WHAT YOU NEED TO DO — The lines to be extracted begin at the line containing "Decode this image" and end at the last line of the data below; copy them exactly and leave out the pictures.

Dataset items —
---+---
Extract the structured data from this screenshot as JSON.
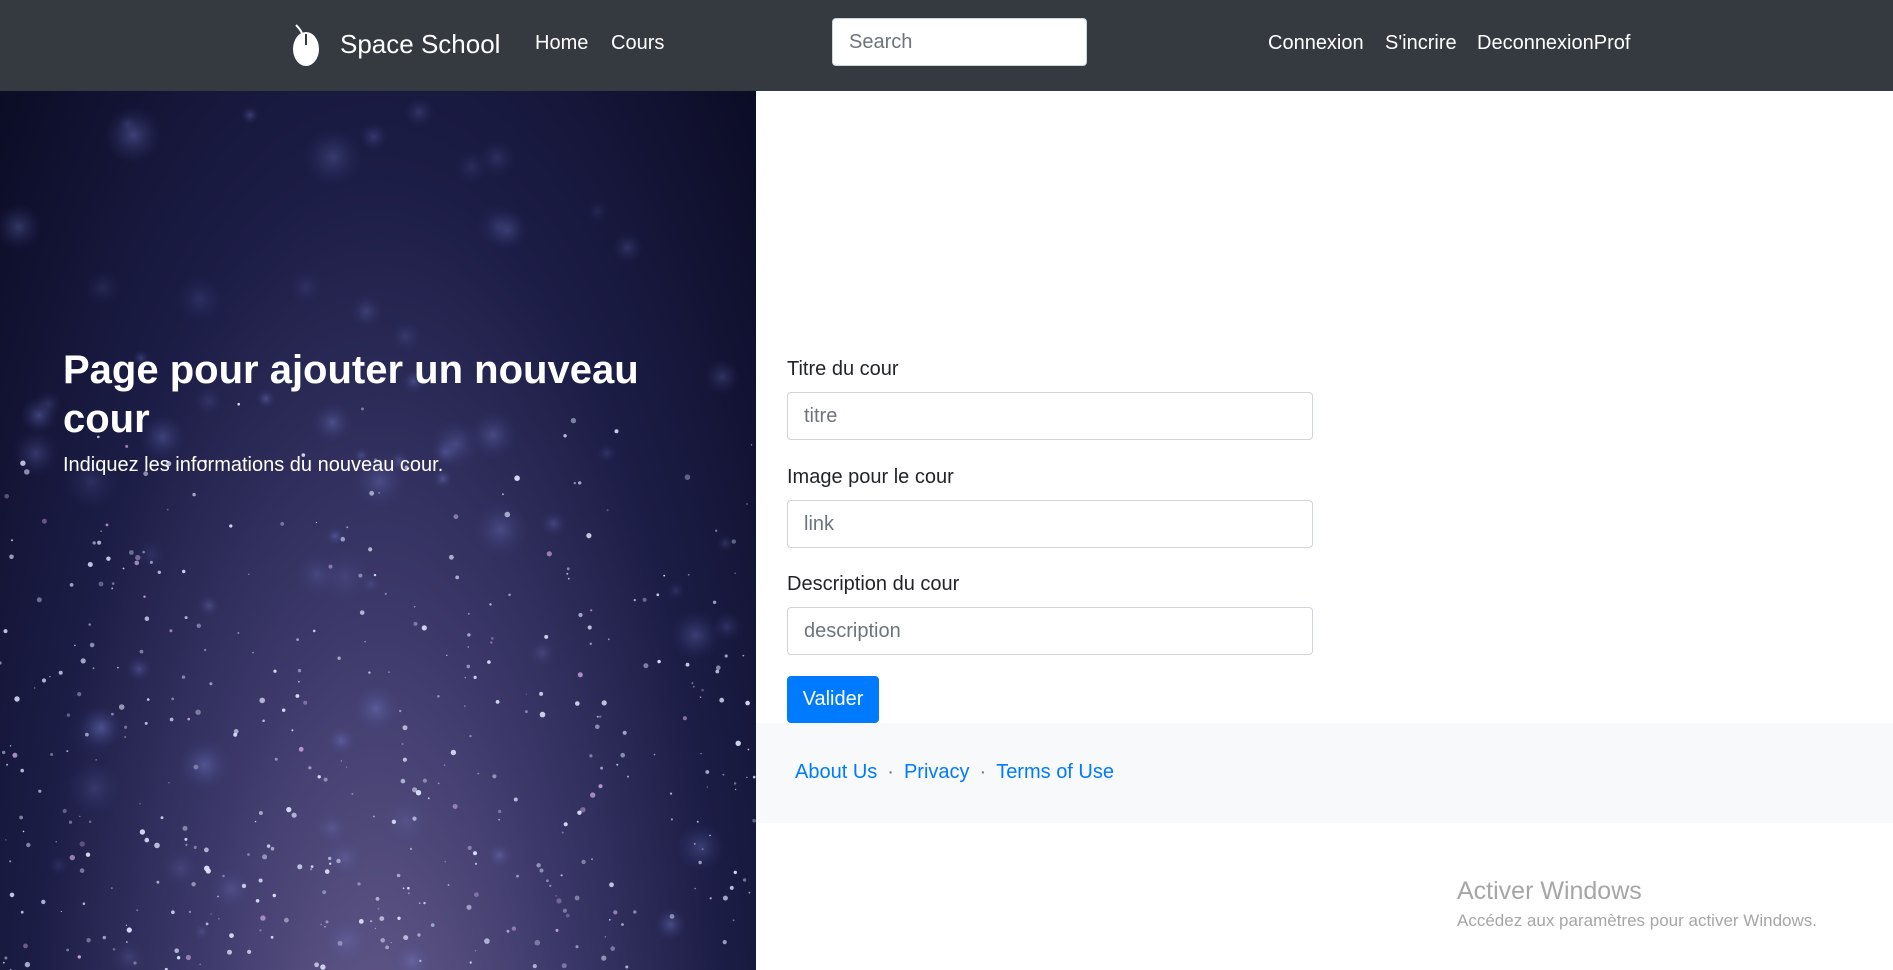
{
  "navbar": {
    "brand": "Space School",
    "brand_icon": "mouse-icon",
    "links": [
      "Home",
      "Cours"
    ],
    "search_placeholder": "Search",
    "right_links": [
      "Connexion",
      "S'incrire",
      "DeconnexionProf"
    ],
    "background": "#343a40"
  },
  "hero": {
    "title": "Page pour ajouter un nouveau cour",
    "subtitle": "Indiquez les informations du nouveau cour."
  },
  "form": {
    "title_label": "Titre du cour",
    "title_placeholder": "titre",
    "title_value": "",
    "image_label": "Image pour le cour",
    "image_placeholder": "link",
    "image_value": "",
    "description_label": "Description du cour",
    "description_placeholder": "description",
    "description_value": "",
    "submit": "Valider",
    "accent": "#007bff"
  },
  "footer": {
    "links": [
      "About Us",
      "Privacy",
      "Terms of Use"
    ],
    "separator": "·"
  },
  "watermark": {
    "title": "Activer Windows",
    "subtitle": "Accédez aux paramètres pour activer Windows."
  }
}
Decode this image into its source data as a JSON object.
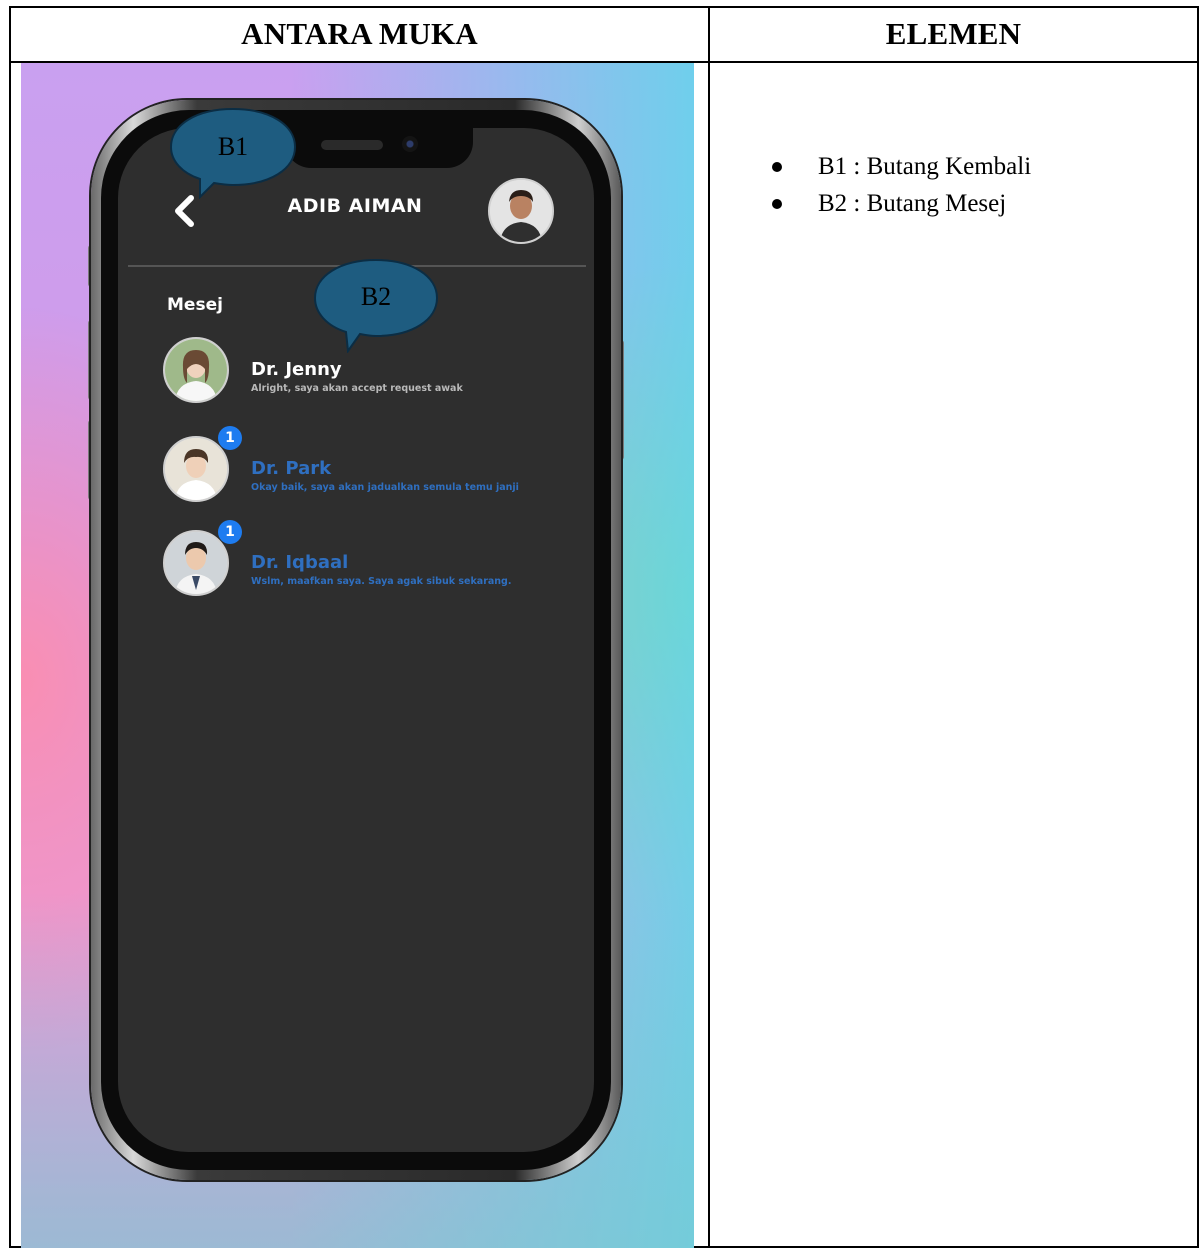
{
  "table": {
    "headers": [
      "ANTARA MUKA",
      "ELEMEN"
    ]
  },
  "app": {
    "user_name": "ADIB AIMAN",
    "section_title": "Mesej",
    "contacts": [
      {
        "name": "Dr. Jenny",
        "message": "Alright, saya akan accept request awak",
        "unread_count": "",
        "state": "read"
      },
      {
        "name": "Dr. Park",
        "message": "Okay baik, saya akan jadualkan semula temu janji",
        "unread_count": "1",
        "state": "unread"
      },
      {
        "name": "Dr. Iqbaal",
        "message": "Wslm, maafkan saya. Saya agak sibuk sekarang.",
        "unread_count": "1",
        "state": "unread"
      }
    ],
    "colors": {
      "screen_bg": "#2e2e2e",
      "unread_text": "#2f6fc0",
      "badge": "#1e7cf0",
      "callout_fill": "#1e5c80"
    }
  },
  "callouts": [
    {
      "label": "B1"
    },
    {
      "label": "B2"
    }
  ],
  "elements": [
    {
      "text": "B1 : Butang Kembali"
    },
    {
      "text": "B2 : Butang Mesej"
    }
  ]
}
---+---
SOLUTION TO THE PROBLEM —
Decode this image into its source data as a JSON object.
{
  "table": {
    "headers": [
      "ANTARA MUKA",
      "ELEMEN"
    ]
  },
  "app": {
    "user_name": "ADIB AIMAN",
    "section_title": "Mesej",
    "contacts": [
      {
        "name": "Dr. Jenny",
        "message": "Alright, saya akan accept request awak",
        "unread_count": "",
        "state": "read"
      },
      {
        "name": "Dr. Park",
        "message": "Okay baik, saya akan jadualkan semula temu janji",
        "unread_count": "1",
        "state": "unread"
      },
      {
        "name": "Dr. Iqbaal",
        "message": "Wslm, maafkan saya. Saya agak sibuk sekarang.",
        "unread_count": "1",
        "state": "unread"
      }
    ],
    "colors": {
      "screen_bg": "#2e2e2e",
      "unread_text": "#2f6fc0",
      "badge": "#1e7cf0",
      "callout_fill": "#1e5c80"
    }
  },
  "callouts": [
    {
      "label": "B1"
    },
    {
      "label": "B2"
    }
  ],
  "elements": [
    {
      "text": "B1 : Butang Kembali"
    },
    {
      "text": "B2 : Butang Mesej"
    }
  ]
}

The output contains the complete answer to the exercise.